-- Records shown follows --

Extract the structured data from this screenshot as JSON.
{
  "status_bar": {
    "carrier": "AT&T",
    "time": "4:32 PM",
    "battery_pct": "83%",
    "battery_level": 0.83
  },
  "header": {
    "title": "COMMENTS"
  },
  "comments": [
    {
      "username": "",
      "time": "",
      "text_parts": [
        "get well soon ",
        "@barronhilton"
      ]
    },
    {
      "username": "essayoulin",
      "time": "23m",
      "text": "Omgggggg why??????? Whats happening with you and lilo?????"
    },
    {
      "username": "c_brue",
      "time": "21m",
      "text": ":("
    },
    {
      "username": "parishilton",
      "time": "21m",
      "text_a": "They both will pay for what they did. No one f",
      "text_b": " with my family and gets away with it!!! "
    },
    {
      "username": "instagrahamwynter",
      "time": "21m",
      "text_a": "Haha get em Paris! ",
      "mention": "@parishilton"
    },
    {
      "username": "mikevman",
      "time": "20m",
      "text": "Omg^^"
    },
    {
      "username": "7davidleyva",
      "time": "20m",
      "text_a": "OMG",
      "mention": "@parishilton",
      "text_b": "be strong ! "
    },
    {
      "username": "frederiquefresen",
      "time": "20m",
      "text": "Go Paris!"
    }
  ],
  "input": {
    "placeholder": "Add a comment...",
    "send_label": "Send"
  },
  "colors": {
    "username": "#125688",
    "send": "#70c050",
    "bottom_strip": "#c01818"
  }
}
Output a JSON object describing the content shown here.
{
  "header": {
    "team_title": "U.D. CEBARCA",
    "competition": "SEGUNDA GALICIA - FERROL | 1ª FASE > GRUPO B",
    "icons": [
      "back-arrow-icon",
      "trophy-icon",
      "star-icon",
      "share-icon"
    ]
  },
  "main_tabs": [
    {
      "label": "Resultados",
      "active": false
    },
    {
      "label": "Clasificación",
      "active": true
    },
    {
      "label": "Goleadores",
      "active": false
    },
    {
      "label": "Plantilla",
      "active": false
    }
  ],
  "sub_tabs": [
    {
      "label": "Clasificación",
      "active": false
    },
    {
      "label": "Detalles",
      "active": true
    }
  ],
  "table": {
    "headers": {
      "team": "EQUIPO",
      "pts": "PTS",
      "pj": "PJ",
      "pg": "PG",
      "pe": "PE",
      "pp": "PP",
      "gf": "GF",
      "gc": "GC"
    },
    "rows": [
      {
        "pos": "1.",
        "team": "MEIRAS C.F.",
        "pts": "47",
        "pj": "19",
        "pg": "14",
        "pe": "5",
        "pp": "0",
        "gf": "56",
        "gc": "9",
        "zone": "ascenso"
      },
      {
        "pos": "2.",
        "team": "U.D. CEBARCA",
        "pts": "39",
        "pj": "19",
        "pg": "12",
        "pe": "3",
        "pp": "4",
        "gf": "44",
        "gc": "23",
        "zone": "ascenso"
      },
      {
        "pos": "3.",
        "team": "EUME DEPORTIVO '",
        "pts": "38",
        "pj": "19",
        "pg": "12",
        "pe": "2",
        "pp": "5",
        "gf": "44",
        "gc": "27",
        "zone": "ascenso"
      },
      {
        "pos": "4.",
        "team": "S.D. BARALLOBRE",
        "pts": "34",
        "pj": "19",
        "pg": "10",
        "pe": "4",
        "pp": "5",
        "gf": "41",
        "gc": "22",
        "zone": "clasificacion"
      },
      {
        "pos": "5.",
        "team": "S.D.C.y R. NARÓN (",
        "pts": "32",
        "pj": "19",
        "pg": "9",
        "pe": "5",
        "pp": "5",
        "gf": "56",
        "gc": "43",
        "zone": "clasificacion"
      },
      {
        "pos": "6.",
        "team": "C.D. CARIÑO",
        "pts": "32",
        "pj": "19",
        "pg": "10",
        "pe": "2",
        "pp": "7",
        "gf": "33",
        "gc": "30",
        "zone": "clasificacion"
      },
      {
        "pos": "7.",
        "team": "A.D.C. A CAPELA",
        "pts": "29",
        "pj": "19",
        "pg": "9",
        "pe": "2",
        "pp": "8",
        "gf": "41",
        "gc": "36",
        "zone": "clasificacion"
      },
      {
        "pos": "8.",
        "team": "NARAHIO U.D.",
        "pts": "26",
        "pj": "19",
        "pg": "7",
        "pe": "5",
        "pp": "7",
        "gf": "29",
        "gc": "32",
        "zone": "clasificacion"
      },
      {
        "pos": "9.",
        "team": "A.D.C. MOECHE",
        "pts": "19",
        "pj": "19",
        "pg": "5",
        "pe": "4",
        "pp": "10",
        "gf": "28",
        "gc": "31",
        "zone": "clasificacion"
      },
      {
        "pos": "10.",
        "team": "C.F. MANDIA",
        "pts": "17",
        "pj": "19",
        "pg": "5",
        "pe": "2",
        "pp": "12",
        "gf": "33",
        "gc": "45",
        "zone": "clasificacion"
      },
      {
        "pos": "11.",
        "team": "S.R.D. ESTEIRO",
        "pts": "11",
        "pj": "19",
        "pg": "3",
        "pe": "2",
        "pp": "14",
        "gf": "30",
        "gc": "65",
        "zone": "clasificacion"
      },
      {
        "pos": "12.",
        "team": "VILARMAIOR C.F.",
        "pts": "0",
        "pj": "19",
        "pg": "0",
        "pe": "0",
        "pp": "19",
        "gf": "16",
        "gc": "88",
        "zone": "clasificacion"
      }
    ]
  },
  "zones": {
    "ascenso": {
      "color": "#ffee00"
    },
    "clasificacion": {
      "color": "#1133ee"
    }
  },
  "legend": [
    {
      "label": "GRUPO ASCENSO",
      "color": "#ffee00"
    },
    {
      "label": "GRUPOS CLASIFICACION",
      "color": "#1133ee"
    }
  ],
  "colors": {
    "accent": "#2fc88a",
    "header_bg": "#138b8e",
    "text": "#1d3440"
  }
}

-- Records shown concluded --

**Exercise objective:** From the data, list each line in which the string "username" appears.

**Written answer:**
      "username": "",
      "username": "essayoulin",
      "username": "c_brue",
      "username": "parishilton",
      "username": "instagrahamwynter",
      "username": "mikevman",
      "username": "7davidleyva",
      "username": "frederiquefresen",
    "username": "#125688",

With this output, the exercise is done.